Even on TV, it was pretty moving. The sheer number of people, of all colors, was pretty amazing to see. Yes, there were a few moments during the speech that made me squirm, and I expect there will be many disappointments in the next four to eight years, but it was a moving event nonetheless. The sight of Bush getting in the helicopter and leaving was pretty awesome, too. You'll have to tell me more about it when you get back.

Suzy said...

That intent listening definitely came through on the TV screen. You could have heard the proverbial pin drop, pretty amazing in a crowd so large.

GHW Bush won the best hat contest, hands down. His son looked ... same as always. Mean. Confused. His mouth was closed, so it must have been one of those rare moments when he wasn't telling a lie, except perhaps to himself: "Ah've been a good preznit. Ah brought peace to the women of cover in Eye-rak."

I'm glad you booed Pelosi. You know how I feel about her.

One of my friends at school was saying today, "If Obama respects and restores the Constitution, that will be plenty." I find myself thinking a lot of those, "If he just ... that will be good." The long and the short of it is, he probably WILL disappoint, he HAS disappointed already, but there are so many places where he can make a huge difference. It will definitely not be the same as it has been. I'm breathing a little freer.

See you when you return!

Suzy said...

Julia's nose looks cold. Maybe she needs one of these:
http://www.knitty.com/ISSUEwinter02/PATTnosewarmer.html

GLBRC said...
This comment has been removed by the author.
John Greenler said...

Hi Chuck,

Thanks so much for this post! It means a lot to hear directly from you about what it was like to be there. Our family was not together during the time of the inauguration, but when we gathered at the end of the day we all commented on how we had thought about you being in that great crowd.
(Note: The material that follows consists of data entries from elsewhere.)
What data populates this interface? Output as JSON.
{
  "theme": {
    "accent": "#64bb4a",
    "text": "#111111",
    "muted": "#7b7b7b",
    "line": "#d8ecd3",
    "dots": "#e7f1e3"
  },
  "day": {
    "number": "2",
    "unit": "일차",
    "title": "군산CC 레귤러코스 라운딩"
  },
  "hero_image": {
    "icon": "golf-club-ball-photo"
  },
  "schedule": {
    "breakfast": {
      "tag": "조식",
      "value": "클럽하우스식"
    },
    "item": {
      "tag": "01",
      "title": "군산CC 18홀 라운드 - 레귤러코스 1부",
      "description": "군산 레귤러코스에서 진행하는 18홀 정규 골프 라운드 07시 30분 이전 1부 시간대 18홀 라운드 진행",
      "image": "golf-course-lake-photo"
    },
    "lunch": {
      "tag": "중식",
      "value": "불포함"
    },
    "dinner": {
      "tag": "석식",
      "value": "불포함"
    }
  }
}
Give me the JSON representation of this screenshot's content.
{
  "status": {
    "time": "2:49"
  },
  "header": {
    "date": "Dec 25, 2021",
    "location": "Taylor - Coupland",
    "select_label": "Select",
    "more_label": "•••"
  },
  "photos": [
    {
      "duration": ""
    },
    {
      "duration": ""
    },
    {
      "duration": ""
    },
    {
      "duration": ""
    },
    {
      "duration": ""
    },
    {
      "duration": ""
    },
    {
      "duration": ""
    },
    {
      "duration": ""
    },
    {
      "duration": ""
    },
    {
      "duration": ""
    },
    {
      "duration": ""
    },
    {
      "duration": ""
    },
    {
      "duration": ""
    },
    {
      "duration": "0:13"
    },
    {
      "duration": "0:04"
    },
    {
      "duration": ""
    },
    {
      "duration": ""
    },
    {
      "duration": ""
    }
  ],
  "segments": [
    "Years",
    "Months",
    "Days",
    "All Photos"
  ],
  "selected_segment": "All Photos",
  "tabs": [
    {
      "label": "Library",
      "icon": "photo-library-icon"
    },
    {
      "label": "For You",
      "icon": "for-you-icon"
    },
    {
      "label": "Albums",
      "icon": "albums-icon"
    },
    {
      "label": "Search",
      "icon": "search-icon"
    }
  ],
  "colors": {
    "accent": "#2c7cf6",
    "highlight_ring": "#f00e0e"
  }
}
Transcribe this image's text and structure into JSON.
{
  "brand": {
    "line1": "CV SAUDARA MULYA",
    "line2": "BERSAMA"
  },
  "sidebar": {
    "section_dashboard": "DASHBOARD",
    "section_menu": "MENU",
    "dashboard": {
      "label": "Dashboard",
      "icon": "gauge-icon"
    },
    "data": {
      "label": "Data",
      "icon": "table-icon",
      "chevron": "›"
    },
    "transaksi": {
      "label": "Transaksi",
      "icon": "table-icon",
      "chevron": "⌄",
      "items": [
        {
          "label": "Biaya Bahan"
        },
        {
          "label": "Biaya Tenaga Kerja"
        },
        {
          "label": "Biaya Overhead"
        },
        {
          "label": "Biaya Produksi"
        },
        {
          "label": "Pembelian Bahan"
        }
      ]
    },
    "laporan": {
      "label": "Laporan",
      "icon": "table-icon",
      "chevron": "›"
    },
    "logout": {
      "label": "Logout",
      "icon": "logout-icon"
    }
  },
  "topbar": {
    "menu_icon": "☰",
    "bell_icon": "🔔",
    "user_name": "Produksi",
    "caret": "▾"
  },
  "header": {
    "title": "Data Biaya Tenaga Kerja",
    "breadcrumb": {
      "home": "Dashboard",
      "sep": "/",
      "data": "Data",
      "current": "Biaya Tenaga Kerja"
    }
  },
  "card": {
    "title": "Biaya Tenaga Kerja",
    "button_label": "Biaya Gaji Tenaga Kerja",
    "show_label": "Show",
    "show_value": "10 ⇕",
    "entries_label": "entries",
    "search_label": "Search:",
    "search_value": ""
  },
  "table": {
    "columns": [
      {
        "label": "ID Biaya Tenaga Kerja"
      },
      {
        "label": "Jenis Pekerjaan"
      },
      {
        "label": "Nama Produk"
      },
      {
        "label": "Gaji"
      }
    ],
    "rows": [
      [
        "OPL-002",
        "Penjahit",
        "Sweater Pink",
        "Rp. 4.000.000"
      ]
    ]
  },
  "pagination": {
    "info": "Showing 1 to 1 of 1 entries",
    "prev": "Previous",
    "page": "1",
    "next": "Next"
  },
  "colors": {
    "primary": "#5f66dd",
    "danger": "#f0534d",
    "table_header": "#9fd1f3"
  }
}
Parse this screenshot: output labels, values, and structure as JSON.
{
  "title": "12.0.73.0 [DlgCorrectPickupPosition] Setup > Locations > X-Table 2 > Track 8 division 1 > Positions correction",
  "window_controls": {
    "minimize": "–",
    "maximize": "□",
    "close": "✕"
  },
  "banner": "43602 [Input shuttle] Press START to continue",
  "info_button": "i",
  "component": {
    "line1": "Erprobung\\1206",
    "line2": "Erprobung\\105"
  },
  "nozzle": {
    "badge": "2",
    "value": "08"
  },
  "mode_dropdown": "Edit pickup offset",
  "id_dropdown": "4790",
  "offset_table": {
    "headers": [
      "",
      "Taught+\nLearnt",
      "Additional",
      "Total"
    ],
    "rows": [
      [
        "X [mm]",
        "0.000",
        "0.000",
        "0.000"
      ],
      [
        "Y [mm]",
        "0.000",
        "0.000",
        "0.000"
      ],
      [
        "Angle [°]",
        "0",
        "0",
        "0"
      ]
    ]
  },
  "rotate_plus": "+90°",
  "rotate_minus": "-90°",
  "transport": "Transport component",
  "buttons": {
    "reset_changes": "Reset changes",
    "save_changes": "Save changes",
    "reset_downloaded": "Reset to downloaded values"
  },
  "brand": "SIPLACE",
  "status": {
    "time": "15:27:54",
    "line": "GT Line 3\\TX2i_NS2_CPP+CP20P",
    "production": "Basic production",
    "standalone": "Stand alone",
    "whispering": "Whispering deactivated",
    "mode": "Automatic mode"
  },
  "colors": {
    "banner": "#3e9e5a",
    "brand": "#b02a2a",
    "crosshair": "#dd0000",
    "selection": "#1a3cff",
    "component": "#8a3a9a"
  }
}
The five of us agreed that it felt like you were representing us during such an important moment for our country. We were glad that you and Julia got up early, braved the cold and made it there.

Peace and cheers,
John